George Villanueva is accused of pushing Police Officer Alain Schaberger off of a Brooklyn stoop to his death last year.
Speaking Spanish, Josefa Villanueva said it was the officer's partner, Celmira Velazquez, who accidentally knocked him over the railing, saying, "The big butt one turned and moved him."
Josefa Villanueva said as officers struggled to arrest her son for attacking his girlfriend, they did not realized Schaberger fell down to the basement entrance.
"When he was falling, he didn't scream," Josefa Villanueva said.
The defendant's mother testified she was the only one to see Schaberger fall, but she did not say anything because she was worried about her son.
"I think when you take a look at her testimony, even in relationship to the testimony of the sergeant yesterday, I think you can find similarities in the events that took place on the steps," said defense attorney Kleon Andreadis.
George Villanueva's niece, Elaine Vizcarra, also took the stand, and testified officers on the scene did not realize Schaberger fell until his partner started looking down at the basement entrance.
"She turned around and took her flashlight out. She started putting her flashlight in front of these steps," said Vizcarra.
The niece said the officer started screaming, "Oh my God, oh my God!"
Vizcarra went on to say, "I looked down and I realized there was an officer."
The Brooklyn district attorney's office says Villanueva intentionally pushed the 10-year veteran.
A doctor from the medical examiner's office testified Schaberger received severe trauma to his brain.
Schaberger's parents were in the courtroom for the testimony.

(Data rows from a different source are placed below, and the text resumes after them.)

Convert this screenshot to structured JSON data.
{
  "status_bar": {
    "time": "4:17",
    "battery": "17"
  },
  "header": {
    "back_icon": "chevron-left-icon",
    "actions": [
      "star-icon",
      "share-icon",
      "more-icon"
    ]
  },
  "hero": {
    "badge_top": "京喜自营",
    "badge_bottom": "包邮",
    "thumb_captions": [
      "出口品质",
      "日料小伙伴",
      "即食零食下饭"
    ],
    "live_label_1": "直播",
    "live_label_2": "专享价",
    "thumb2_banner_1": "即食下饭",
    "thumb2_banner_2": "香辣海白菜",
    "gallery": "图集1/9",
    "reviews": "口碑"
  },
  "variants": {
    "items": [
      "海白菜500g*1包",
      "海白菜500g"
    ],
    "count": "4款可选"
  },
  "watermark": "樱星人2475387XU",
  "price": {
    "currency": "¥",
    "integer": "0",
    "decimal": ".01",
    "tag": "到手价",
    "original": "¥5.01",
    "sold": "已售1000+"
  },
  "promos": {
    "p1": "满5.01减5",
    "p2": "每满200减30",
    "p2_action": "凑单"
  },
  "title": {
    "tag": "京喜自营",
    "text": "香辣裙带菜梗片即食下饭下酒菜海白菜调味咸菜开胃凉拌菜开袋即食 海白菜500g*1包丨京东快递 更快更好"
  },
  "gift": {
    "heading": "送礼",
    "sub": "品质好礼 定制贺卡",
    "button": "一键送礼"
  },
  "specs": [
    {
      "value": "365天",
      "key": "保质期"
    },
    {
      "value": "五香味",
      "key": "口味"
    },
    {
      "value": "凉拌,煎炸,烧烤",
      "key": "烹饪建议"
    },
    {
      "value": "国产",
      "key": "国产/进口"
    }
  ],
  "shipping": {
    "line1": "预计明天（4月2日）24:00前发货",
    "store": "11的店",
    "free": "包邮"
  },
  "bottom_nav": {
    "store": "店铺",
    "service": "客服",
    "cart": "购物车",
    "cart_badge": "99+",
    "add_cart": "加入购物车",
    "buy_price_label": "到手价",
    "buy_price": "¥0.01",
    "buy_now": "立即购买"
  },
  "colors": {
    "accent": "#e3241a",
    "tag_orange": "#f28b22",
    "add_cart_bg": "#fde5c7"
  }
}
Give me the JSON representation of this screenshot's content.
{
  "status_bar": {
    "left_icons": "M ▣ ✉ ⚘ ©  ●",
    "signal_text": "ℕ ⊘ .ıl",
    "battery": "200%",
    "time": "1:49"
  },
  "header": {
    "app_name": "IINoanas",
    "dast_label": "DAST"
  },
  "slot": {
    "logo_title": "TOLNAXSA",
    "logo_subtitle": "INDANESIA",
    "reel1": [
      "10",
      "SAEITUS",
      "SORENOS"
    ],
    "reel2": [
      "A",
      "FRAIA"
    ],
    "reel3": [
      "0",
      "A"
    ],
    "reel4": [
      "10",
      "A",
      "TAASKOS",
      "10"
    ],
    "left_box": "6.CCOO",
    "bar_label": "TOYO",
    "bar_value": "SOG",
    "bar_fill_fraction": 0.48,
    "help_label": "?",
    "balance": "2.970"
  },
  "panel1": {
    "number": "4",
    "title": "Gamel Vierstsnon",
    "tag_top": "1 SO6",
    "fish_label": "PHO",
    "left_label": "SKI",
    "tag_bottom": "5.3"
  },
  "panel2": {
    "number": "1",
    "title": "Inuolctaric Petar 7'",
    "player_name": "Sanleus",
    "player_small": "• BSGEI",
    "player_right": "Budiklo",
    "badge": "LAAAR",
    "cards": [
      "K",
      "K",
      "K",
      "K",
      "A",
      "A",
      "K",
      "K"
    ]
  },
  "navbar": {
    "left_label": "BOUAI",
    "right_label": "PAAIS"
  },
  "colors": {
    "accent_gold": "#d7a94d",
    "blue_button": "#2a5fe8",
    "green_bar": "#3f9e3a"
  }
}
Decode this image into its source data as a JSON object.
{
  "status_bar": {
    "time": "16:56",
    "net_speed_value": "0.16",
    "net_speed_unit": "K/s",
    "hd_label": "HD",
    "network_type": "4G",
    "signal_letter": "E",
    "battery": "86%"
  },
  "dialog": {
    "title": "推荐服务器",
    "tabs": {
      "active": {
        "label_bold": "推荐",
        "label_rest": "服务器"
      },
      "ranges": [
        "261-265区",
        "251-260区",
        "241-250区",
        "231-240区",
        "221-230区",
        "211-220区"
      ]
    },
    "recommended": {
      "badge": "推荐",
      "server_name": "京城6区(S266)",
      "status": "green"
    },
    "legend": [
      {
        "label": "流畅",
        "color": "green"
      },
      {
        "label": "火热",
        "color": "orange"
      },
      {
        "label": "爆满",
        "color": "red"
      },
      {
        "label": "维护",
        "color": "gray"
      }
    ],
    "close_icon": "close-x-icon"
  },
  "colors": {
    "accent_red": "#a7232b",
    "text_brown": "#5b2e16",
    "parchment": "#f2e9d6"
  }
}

"It is difficult to have to sit there and listen to autopsy reports, listen about the injuries their son sustained that day," said Patrolmen's Benevolent Association President Pat Lynch.
Closing arguments are scheduled for Tuesday. Then jurors will get the case and try to decide if Schaberger was intentionally pushed to his death.